Dean Harding McGarity, 97, passed away on January 7, 2020. She was a brilliant, witty, and compassionate person who worked hard to make the world a better place. She was predeceased by her parents Jack and Cora, her sisters Evelyn, Mildred, and Etta, and her husband of almost 60 years, Herbert C. McGarity. She is survived by her sons David Turner, Michael McGarity, and Danny McGarity, as well as grandchildren Hilary Turner, Jenn Turner, and Laura Turner McIntosh, Melissa McGarity Zurita, and Kevin McGarity, and by great-grandchildren Alexander and Hazel. All will remember her loving kindness and generosity throughout her life. Each of us can remember her willingness on many occasions to make great personal and financial sacrifices to help friends and family out of some significant difficulty. In some instances her fierce love and determined intervention changed the course of lives. She was extraordinary in this love and care for her family.

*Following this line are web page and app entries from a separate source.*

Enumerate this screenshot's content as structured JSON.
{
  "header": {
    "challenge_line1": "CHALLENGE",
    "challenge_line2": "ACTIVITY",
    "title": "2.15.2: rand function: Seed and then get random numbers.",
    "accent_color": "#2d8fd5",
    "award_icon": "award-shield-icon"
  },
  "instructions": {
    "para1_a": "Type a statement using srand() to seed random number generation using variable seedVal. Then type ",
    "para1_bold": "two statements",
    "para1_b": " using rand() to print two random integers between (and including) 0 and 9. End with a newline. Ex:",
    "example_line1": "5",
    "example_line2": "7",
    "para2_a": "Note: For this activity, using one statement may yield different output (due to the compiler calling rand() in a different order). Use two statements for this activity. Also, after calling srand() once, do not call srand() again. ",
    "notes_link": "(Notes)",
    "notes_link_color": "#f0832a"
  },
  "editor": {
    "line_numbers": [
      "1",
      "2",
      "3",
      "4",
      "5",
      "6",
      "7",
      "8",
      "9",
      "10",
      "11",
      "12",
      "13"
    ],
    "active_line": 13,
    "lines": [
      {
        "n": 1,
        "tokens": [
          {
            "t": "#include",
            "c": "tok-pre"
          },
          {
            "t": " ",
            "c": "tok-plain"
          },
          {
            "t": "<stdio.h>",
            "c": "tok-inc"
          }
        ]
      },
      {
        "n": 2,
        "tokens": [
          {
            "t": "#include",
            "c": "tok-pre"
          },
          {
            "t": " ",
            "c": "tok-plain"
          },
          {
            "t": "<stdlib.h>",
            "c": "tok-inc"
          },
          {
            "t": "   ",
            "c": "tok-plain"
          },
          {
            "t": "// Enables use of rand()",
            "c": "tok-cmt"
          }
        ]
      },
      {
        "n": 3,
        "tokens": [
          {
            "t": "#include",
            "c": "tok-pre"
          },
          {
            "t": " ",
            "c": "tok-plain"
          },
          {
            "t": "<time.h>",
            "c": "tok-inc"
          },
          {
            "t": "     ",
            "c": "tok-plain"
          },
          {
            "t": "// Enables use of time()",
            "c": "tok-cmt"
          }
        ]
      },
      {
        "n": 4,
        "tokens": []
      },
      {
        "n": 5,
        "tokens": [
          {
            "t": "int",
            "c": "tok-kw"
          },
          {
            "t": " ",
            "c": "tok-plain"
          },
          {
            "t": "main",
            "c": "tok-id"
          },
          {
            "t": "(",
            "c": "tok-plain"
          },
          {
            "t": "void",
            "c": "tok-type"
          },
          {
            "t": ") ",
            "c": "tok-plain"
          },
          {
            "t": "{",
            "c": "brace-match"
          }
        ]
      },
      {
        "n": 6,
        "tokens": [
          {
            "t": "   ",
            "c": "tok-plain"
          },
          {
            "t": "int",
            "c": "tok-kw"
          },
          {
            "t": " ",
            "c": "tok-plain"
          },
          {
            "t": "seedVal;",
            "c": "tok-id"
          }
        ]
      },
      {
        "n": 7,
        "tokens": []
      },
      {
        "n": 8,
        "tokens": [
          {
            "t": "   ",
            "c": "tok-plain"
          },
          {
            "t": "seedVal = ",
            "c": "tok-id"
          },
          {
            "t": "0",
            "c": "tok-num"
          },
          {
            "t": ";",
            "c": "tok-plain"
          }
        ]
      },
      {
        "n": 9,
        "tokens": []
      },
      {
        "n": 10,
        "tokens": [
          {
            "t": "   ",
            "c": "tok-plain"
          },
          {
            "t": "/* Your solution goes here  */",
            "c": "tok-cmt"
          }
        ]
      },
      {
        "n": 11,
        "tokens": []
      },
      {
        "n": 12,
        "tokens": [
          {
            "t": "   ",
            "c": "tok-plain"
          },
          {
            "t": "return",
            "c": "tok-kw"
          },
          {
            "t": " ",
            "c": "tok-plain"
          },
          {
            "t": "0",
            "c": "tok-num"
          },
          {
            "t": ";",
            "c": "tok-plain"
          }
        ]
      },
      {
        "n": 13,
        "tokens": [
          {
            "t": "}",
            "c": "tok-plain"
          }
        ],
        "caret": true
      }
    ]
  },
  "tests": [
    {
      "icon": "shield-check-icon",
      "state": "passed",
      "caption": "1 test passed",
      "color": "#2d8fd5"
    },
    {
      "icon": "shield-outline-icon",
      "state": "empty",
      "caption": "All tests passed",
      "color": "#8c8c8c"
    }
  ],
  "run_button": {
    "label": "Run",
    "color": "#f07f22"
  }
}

Born in Oklahoma in 1922 to Jack and Cora Harding, but raised in Vicksburg and Port Gibson, Mississippi with her dear sisters, she attended French Camp Academy Prep School and Hinds College in Mississippi. At French Camp Academy she met the young man who would eventually become her first husband a few years later during the height of World War II. As a war bride with a husband stationed in the Pacific, she would travel and live for a time in Southern California and Jacksonville, Florida. On leave once during the War they took a train to New York City to present her husband’s first novel to a publisher, and saw Frank Sinatra sing at the Palace Theater. After the War they settled in Dallas where she would find work and he could attend SMU. As with many young marriages, this marriage foundered and ended in divorce in the early 1950s. As a single mother with a young son she went to work for a major construction company in Dallas, and soon met the man who would become the love of her life, Herbert “Mac” McGarity. Mac brought to the marriage his own young son, Danny, from a previous marriage. Dean and Mac soon added a third son, Michael Kevin McGarity, to the family. The family traveled for brief interludes to places where Mac’s skills were in great demand, including construction leadership roles in the building of the Air Force Academy in Colorado Springs and the Strategic Air Command base in Altus, Oklahoma during the mid-1950s, but Dallas was always the place called home.
Dean was a great reader and a gifted writer, winning a 1986 First Prize for regional short stories with her tale “The Ladies’ Man.” In 2000 she would publish a well regarded novel, “Comfort Me With Apples,” set in the South during the Great Depression.
Dean found her spiritual support through the Unity Church and, along with Mac, was very active in supporting the Church. She regularly prayed and meditated on behalf of her family and friends, always “holding them in the Light” in the Unity way.
As Dean entered deep into the ninth decade of her life, she lost many dear friends and family. The loss of long-time friends Martha Dobbs and Phyllis Kline in recent years was particularly painful.
As close family and friends began to slip away, this brilliant, verbose woman began to descend slowly and then more steadily into the sad vacuum of dementia, which ultimately claimed her life at 97. While we find our lives greatly diminished by Dean’s passing, we shall hold fast to the memories of her many kindnesses and generous character, and in our hearts we will forever hold her “in the Light.”
In lieu of flowers, please consider making a memorial donation to the charity of your choice.